As week three comes to a close, the Orgo I students finished up their last experiments and checked out of lab. The foundations of organic structures and configurations have already been established in the first two weeks of class leading up to the final full week where concepts are expanded to reagents and mechanisms of reactions. Learning the multitude of reagents and understanding mechanisms is challenging and overwhelming at times, but allowing these two concepts to become a way of thinking instead of memorization is one of the keys to success in organic chemistry (along with hard work and plenty of chemistry jokes of course). With the introduction of mechanisms and reagents, students are now able to propose and conduct different synthesis routes to produce a desired final compound, which is exactly what occurred in lab.
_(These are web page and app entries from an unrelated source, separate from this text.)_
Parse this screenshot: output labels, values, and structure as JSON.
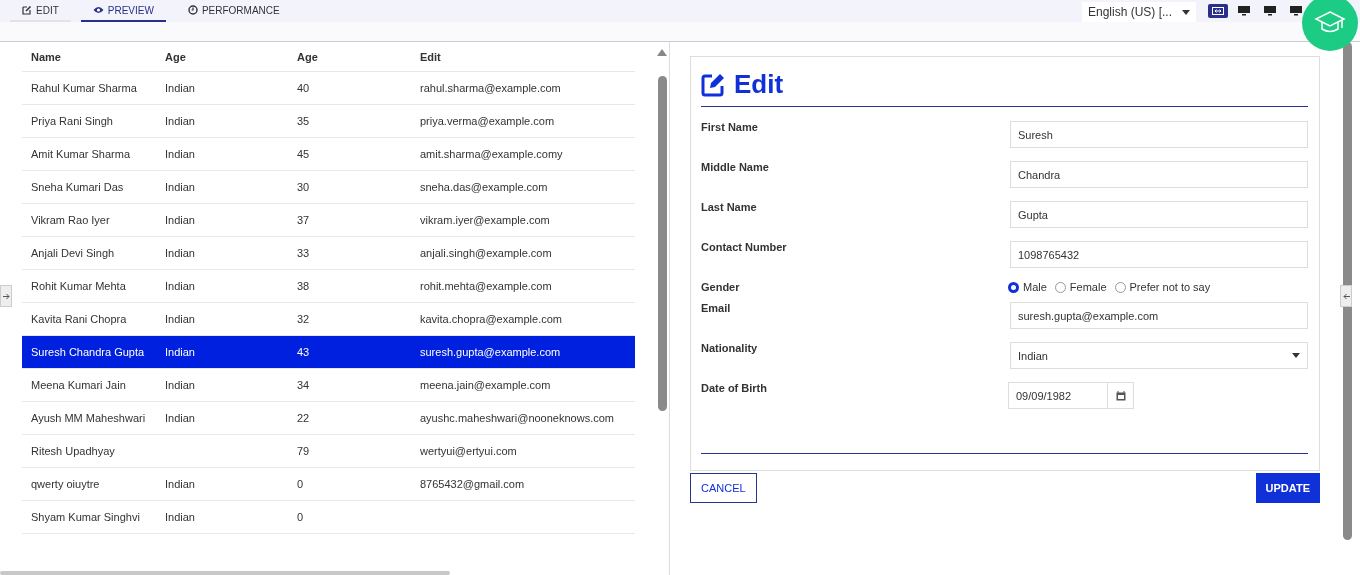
{
  "tabs": [
    {
      "label": "EDIT",
      "kind": "edit",
      "selected": false
    },
    {
      "label": "PREVIEW",
      "kind": "preview",
      "selected": true
    },
    {
      "label": "PERFORMANCE",
      "kind": "performance",
      "selected": false
    }
  ],
  "language": "English (US) [...",
  "view_buttons": [
    {
      "kind": "fit",
      "selected": true
    },
    {
      "kind": "monitor",
      "selected": false
    },
    {
      "kind": "monitor",
      "selected": false
    },
    {
      "kind": "monitor",
      "selected": false
    }
  ],
  "table": {
    "columns": [
      "Name",
      "Age",
      "Age",
      "Edit"
    ],
    "rows": [
      {
        "cells": [
          "Rahul Kumar Sharma",
          "Indian",
          "40",
          "rahul.sharma@example.com"
        ],
        "selected": false
      },
      {
        "cells": [
          "Priya Rani Singh",
          "Indian",
          "35",
          "priya.verma@example.com"
        ],
        "selected": false
      },
      {
        "cells": [
          "Amit Kumar Sharma",
          "Indian",
          "45",
          "amit.sharma@example.comy"
        ],
        "selected": false
      },
      {
        "cells": [
          "Sneha Kumari Das",
          "Indian",
          "30",
          "sneha.das@example.com"
        ],
        "selected": false
      },
      {
        "cells": [
          "Vikram Rao Iyer",
          "Indian",
          "37",
          "vikram.iyer@example.com"
        ],
        "selected": false
      },
      {
        "cells": [
          "Anjali Devi Singh",
          "Indian",
          "33",
          "anjali.singh@example.com"
        ],
        "selected": false
      },
      {
        "cells": [
          "Rohit Kumar Mehta",
          "Indian",
          "38",
          "rohit.mehta@example.com"
        ],
        "selected": false
      },
      {
        "cells": [
          "Kavita Rani Chopra",
          "Indian",
          "32",
          "kavita.chopra@example.com"
        ],
        "selected": false
      },
      {
        "cells": [
          "Suresh Chandra Gupta",
          "Indian",
          "43",
          "suresh.gupta@example.com"
        ],
        "selected": true
      },
      {
        "cells": [
          "Meena Kumari Jain",
          "Indian",
          "34",
          "meena.jain@example.com"
        ],
        "selected": false
      },
      {
        "cells": [
          "Ayush MM Maheshwari",
          "Indian",
          "22",
          "ayushc.maheshwari@nooneknows.com"
        ],
        "selected": false
      },
      {
        "cells": [
          "Ritesh  Upadhyay",
          null,
          "79",
          "wertyui@ertyui.com"
        ],
        "selected": false
      },
      {
        "cells": [
          "qwerty  oiuytre",
          "Indian",
          "0",
          "8765432@gmail.com"
        ],
        "selected": false
      },
      {
        "cells": [
          "Shyam Kumar Singhvi",
          "Indian",
          "0",
          null
        ],
        "selected": false
      }
    ]
  },
  "form": {
    "title": "Edit",
    "fields": [
      {
        "kind": "text",
        "label": "First Name",
        "value": "Suresh"
      },
      {
        "kind": "text",
        "label": "Middle Name",
        "value": "Chandra"
      },
      {
        "kind": "text",
        "label": "Last Name",
        "value": "Gupta"
      },
      {
        "kind": "text",
        "label": "Contact Number",
        "value": "1098765432"
      },
      {
        "kind": "radio",
        "label": "Gender",
        "options": [
          {
            "label": "Male",
            "selected": true
          },
          {
            "label": "Female",
            "selected": false
          },
          {
            "label": "Prefer not to say",
            "selected": false
          }
        ]
      },
      {
        "kind": "text",
        "label": "Email",
        "value": "suresh.gupta@example.com"
      },
      {
        "kind": "select",
        "label": "Nationality",
        "value": "Indian"
      },
      {
        "kind": "date",
        "label": "Date of Birth",
        "value": "09/09/1982"
      }
    ],
    "buttons": [
      {
        "kind": "outline",
        "label": "CANCEL"
      },
      {
        "kind": "primary",
        "label": "UPDATE"
      }
    ]
  }
}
The lab this week was spread out over two days, with each day dedicated to one of the two steps of the synthesis of diphenylacetylene, a compound containing two phenyl groups attached by an alkyne or carbon-carbon triple bond.
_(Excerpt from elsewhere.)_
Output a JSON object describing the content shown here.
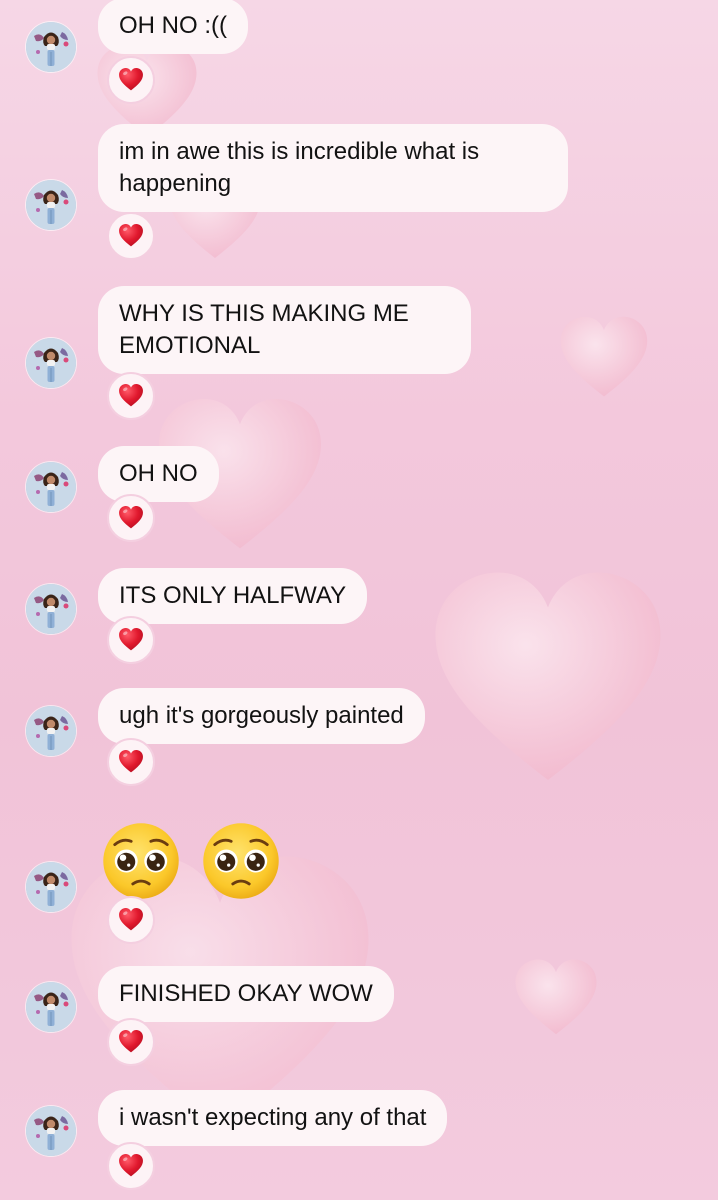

Abstracts of Articles on Organic Synthesis - Organic chemistry
After students isolated stilbene dibromide using vacuum filtration, the samples were analyzed using Nuclear Magnetic Resonance (NMR). The NMR instrument, by far my favorite form of analysis in organic chemistry, detects signals of different atom isotopes depending on the specifications of the study being run. This time, everyone ran a proton NMR, which detects the spin signals (up or down) given off by neighboring protons. Where the signal for a proton appears on the spectrum depends on the electronegativity of the surrounding atoms.
Although this blog was filled with quite a bit of organic chemistry jargon, I hope I made it accessible to everyone, even those students who took chemistry in high school and decided it was not their cup of tea. Hopefully the joy of accomplishing a synthesis or understanding a new concept was expressed through the pictures and my rambling about the procedure. If you can’t tell, I find the whole synthesis process quite fascinating. Stay tuned for Organic Chemistry jeopardy (yes it exists and is the only kind of jeopardy where I can actually answer any of the questions) and a wrap up of the final three days of class!